When their parents divorce, some children falter and others thrive. This book asks why. Is it the custody arrangement? A parent’s new partner? Conflicts or consistency between the two households? Adolescents after Divorce follows children from 1,100 divorcing families to discover what makes the difference. Focusing on a period beginning four years after the divorce, the authors have the articulate, often insightful help of their subjects in exploring the altered conditions of their lives.
These teenagers come from a wide range of backgrounds. Some are functioning well. Some are faring poorly. The authors examine the full variety of situations in which these children find themselves once the initial disruption has passed—whether parents remarry or repartner, how parents relate to each other and to their children, and how life in two homes is integrated. Certain findings emerge—for instance, we see that remarried new partners were better accepted than cohabiting new partners. And when parents’ relations are amicable, adolescents in dual custody are less likely than other adolescents to experience loyalty conflicts. The authors also consider the effects of visitation arrangements, the demands made and the goals set within each home, and the emotional closeness of the residential parent to the child.
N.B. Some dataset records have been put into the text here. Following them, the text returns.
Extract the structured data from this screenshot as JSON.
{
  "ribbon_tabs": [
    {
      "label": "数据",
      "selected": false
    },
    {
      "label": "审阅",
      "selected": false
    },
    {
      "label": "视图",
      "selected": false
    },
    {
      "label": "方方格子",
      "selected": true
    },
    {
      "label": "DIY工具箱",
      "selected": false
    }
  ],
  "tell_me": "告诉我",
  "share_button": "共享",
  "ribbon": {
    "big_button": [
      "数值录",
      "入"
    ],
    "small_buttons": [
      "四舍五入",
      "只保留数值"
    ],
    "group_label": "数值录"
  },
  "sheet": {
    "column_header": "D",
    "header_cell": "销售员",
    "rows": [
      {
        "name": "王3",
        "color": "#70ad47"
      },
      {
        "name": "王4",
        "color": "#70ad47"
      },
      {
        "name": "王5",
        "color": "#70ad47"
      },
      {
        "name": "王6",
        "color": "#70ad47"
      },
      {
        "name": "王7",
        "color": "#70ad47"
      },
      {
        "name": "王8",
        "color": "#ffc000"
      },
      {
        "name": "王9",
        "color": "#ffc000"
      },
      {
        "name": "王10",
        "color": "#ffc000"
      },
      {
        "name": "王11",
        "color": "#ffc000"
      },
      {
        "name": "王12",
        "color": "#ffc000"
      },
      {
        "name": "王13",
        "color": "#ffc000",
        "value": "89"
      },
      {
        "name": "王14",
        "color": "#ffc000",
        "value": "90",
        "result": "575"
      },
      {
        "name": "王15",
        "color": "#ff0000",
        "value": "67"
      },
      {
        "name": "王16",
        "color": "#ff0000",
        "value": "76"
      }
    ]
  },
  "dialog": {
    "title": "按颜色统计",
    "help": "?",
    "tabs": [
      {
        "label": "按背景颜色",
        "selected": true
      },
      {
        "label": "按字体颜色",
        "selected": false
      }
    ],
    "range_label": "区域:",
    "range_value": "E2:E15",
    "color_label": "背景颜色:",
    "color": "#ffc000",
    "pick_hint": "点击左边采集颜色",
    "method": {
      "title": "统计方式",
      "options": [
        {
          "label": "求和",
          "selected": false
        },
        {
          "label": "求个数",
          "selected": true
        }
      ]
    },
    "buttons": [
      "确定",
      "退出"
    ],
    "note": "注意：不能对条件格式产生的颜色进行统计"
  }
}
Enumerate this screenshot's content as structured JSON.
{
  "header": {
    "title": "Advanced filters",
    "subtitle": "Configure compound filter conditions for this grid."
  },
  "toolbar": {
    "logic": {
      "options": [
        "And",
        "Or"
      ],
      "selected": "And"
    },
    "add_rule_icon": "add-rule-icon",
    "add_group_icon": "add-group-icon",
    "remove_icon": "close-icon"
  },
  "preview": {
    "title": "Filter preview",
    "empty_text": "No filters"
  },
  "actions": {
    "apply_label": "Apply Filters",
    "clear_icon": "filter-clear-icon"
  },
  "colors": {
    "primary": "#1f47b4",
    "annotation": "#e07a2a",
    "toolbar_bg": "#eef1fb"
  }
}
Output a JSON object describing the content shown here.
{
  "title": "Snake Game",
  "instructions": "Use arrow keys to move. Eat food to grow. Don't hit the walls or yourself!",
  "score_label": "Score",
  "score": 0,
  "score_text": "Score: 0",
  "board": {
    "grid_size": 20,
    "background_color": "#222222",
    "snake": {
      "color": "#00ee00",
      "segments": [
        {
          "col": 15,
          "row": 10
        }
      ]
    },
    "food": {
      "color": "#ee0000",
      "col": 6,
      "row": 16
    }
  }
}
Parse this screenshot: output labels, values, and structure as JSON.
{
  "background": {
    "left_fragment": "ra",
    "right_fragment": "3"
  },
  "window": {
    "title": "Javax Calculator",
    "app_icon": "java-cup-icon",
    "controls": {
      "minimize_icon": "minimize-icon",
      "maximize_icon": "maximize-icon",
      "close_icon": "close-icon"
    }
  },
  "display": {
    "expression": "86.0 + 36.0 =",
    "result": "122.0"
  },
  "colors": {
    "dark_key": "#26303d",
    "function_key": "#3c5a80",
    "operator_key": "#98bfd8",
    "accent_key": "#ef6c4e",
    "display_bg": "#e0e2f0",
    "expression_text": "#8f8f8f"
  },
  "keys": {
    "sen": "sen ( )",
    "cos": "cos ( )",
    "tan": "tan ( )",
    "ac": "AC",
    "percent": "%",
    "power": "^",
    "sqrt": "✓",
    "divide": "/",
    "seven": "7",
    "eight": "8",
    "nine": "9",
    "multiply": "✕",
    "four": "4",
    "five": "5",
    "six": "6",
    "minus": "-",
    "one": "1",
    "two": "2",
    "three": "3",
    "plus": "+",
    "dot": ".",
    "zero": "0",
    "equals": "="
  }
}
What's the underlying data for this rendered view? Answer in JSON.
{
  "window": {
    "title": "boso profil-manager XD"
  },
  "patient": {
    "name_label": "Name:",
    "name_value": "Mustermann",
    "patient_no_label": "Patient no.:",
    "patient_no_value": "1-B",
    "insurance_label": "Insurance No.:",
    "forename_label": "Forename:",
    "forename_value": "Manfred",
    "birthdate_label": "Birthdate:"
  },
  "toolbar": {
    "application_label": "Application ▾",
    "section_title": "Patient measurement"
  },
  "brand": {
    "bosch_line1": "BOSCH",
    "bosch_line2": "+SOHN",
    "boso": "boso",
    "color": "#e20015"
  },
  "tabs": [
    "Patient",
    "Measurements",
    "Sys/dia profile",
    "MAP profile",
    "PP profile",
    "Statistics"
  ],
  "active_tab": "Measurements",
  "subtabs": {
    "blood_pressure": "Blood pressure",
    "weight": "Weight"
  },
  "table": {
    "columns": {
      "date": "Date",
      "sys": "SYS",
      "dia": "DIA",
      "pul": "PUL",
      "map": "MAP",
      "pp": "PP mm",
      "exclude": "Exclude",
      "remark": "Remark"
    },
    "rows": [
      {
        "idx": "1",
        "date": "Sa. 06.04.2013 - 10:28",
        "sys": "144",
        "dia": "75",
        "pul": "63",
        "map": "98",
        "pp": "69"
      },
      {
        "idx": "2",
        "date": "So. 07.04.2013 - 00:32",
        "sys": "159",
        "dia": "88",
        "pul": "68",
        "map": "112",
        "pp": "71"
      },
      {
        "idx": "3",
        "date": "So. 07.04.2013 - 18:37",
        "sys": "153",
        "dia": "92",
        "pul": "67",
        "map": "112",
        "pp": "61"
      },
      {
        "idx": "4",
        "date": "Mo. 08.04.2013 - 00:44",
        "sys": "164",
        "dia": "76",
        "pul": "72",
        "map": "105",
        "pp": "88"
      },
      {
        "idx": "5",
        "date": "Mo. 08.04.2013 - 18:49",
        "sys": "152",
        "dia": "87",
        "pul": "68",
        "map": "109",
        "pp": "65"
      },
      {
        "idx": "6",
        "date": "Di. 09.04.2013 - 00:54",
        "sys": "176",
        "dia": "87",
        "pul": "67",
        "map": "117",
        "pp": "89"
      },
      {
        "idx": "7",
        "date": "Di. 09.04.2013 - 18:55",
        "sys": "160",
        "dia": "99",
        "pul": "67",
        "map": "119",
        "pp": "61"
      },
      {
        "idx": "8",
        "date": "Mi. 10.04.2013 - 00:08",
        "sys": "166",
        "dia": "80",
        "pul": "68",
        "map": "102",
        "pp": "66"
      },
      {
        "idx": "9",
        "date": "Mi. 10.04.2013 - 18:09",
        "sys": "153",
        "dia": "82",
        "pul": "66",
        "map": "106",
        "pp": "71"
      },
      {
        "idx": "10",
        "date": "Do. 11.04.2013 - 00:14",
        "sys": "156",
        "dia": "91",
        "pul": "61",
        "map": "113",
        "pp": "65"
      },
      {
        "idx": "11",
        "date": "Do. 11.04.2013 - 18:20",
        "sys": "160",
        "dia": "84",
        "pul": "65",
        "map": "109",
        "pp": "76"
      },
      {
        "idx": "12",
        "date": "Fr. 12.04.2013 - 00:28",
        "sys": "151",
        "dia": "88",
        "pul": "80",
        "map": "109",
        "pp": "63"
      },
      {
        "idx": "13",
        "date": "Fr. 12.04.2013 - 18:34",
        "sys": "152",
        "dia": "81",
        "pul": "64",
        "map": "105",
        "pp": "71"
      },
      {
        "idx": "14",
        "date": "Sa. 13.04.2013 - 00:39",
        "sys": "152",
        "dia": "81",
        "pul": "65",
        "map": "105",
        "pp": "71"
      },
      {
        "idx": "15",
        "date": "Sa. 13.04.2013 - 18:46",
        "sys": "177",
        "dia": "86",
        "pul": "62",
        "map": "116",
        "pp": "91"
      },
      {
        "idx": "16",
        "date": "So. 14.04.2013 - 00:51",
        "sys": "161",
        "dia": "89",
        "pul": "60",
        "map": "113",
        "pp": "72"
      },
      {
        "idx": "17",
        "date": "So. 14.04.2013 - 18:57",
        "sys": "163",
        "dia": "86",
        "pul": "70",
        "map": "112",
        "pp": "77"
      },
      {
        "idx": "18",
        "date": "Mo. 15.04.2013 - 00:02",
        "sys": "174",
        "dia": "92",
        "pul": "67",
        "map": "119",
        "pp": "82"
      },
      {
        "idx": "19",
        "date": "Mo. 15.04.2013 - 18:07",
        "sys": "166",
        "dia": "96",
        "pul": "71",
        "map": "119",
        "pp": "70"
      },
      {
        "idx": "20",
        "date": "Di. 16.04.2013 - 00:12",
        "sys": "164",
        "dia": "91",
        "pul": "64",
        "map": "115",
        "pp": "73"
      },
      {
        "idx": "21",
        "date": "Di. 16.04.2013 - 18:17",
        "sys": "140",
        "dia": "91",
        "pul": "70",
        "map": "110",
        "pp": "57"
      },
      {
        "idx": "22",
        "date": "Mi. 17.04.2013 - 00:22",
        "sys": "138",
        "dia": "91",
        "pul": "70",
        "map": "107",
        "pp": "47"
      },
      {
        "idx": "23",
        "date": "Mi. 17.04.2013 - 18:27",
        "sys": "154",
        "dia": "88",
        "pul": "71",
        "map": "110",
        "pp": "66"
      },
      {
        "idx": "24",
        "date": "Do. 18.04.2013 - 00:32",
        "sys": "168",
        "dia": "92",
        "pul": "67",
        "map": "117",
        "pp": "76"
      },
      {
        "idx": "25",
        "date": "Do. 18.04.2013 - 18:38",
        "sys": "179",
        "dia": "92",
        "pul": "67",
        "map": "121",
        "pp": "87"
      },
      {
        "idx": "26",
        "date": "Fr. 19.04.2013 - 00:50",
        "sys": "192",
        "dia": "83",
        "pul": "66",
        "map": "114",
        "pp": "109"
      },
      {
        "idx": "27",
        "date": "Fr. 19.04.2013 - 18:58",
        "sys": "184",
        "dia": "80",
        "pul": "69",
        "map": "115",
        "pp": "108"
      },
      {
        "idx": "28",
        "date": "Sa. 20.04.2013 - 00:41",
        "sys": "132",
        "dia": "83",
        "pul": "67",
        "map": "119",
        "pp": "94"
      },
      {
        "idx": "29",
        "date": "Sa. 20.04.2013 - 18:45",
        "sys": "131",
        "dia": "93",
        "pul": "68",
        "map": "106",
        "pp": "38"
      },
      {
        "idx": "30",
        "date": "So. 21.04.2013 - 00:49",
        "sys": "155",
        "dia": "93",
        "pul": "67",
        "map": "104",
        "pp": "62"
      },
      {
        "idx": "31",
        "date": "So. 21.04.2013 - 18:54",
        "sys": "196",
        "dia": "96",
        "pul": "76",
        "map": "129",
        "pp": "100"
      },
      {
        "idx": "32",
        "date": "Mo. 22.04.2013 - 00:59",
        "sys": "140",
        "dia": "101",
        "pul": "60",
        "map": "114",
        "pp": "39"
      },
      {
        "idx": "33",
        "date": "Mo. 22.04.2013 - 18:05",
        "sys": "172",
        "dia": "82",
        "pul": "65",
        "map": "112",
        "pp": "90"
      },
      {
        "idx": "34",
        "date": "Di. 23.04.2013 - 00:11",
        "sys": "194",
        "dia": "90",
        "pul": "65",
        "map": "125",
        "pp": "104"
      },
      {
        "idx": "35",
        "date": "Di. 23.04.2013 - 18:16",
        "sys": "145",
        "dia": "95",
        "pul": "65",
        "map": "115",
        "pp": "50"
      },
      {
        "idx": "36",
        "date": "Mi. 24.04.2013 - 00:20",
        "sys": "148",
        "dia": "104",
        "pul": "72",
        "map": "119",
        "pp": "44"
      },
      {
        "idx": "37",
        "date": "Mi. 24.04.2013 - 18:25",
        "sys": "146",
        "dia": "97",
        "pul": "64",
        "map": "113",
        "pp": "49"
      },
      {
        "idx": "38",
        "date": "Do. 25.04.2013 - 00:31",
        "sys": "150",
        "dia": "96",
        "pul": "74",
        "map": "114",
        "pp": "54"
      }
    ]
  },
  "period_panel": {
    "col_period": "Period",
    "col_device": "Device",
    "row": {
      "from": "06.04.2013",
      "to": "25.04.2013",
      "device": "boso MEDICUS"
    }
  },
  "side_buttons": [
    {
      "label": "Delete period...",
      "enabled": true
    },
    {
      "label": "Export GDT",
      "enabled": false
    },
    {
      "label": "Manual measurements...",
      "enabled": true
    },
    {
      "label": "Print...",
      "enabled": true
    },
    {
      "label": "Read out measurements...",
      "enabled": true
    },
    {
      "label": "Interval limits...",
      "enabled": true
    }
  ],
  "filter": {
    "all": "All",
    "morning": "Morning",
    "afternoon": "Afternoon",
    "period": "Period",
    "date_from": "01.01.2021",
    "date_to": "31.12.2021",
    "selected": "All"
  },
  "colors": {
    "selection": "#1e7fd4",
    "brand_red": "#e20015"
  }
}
A gold mine of information on a topic that touches so many Americans, this study will be crucial for researchers, counselors, lawyers, judges, and parents.